As earlier descriptions had told, Plesiosaurus resembled a snake stuck in a turtle's body. It had a sleek, streamlined body, 4 flippers, a short tail with a small fin on its end, a long neck, and a small head with a mouth filled with sharp, interlocking teeth. Its body would have been covered in scaly skin.
Plesiosaurus was a predator, preying on fish and cephalopods. Its sharp teeth were used to get a hold of slippery prey, and its long neck would have helped it snake into schools of fish.

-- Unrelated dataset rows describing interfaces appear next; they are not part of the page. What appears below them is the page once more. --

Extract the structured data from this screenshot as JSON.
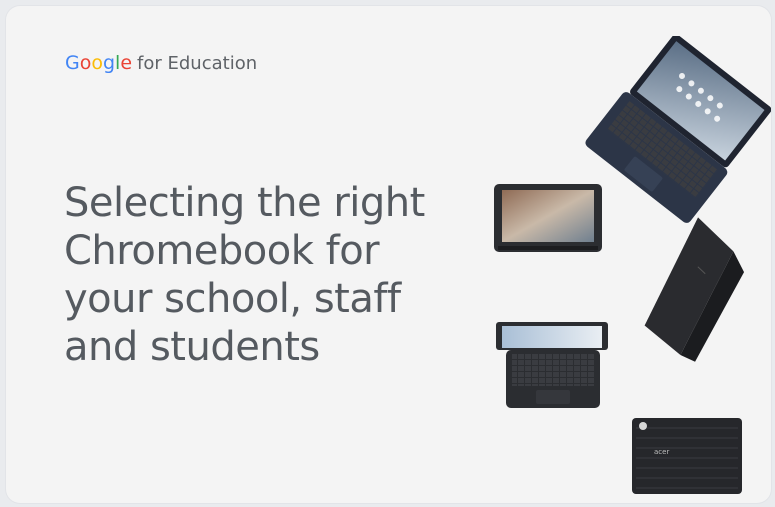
{
  "brand": {
    "google_letters": [
      {
        "ch": "G",
        "color": "#4285F4"
      },
      {
        "ch": "o",
        "color": "#EA4335"
      },
      {
        "ch": "o",
        "color": "#FBBC05"
      },
      {
        "ch": "g",
        "color": "#4285F4"
      },
      {
        "ch": "l",
        "color": "#34A853"
      },
      {
        "ch": "e",
        "color": "#EA4335"
      }
    ],
    "suffix": "for Education"
  },
  "headline": {
    "line1": "Selecting the right",
    "line2": "Chromebook for",
    "line3": "your school, staff",
    "line4": "and students"
  },
  "device_back_logo": "acer",
  "colors": {
    "card_bg": "#f4f4f4",
    "headline": "#555a60",
    "device_dark": "#2b2d31",
    "device_navy": "#2c3547"
  }
}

Plesiosaurus had a short tail comparable in size to its large flippers; due to this, it would have propelled itself by moving all its flippers at the same time (similar to how people navigate in a rowboat), as opposed to the other marine reptiles, which propelled themselves by moving their tail from left to right. People even reconstruct it as able to crawl onto land and lay eggs on the shore like a turtle; however, it lacked the skeletal features in order to perform that task, and so, the most accepted reconstruction is a fully-aquatic reptile that gives birth to live young. As well as this, Plesiosaurus' neck was thought to be very flexible, right before being theorized to be very rigid; however, due to a study done on its semi-close relative, Elasmosaurus, it is now assumed that Plesiosaurus' neck was still somewhat flexible. In order to hunt, Plesiosaurus would swim near a school of fish and flex its neck to select an individiual before grabbing its target with its jaws.
In popular cultureEdit
Plesiosaurus was one of the 1st Mesozoic animals discovered, so it was featured in Crystal Palace Park (a pleasure ground in London), alongside Iguanodon (depicted as a horned dragon), Megalosaurus (also depicted as a dragon), Pterodactylus, Ichthyosaurus, and Mosasaurus (depicted as a giant, iguana-like squamate). Since then, it has managed to become the archetypical plesiosaur (and by extension, the archetypal Mesozoic marine reptile), and has featured in major pieces of media such as the original Journey to the Center of the Earth novel (where it fought with an Ichthyosaurus), Fantasia, and the The Lost World novel; it was even planned to be in Jurassic World before it got cut. As well as this, it even inspired the creation of a cryptid called the Loch Ness Monster; however, for the rest of its publicity, it would be overshadowed by its semi-close relative, Elasmosaurus.